Mr. St. Germain, an award-winning playwright, devises the notion that three weeks before his death, famed psychoanalyst Sigmund Freud met with Oxford University scholar C.S. Lewis, an avowed Christian and author of The Chronicles of Narnia. The two quickly launch into a discussion about God, irony, war, sexuality, literature and all points in between…even the humor of flatulence.
The long one-act play is set in Freud’s study in Hampstead, a northern suburb of London, on the day England declares war on Germany (Sept. 3, 1939). Rallying speeches are heard on the radio and overhead come the rafter-shaking sounds of large war planes. The ominous sounds compress the men’s conversation into moments laden with intellect and urgency. Accelerating it even further is the fact that Freud, who is suffering from oral cancer, has sudden fits of coughing and intense pain.

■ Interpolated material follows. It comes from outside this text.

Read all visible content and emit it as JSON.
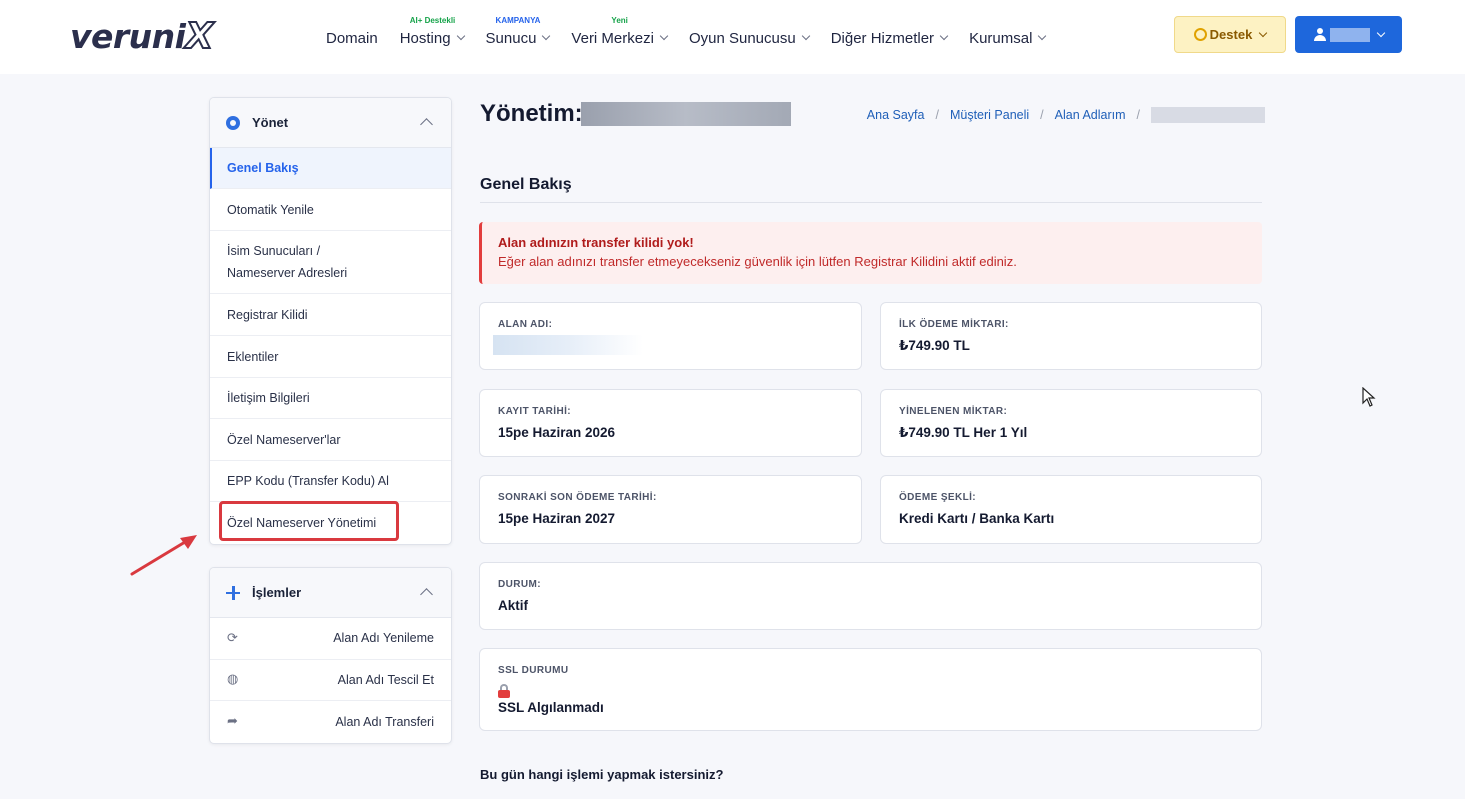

While Freud regards religion as being filled with fantasy about a cruel god, he has nevertheless asked Lewis to visit him to talk about faith. We wonder, does Freud want to be suddenly converted into a believer or does he want confirmation that he has been right all his life? It is sticky question, and one that will stay with you as you watch this fascinating play unfold and as you experience two expertly drawn portrayals of men so different in their philosophy but so alike in their human hearts.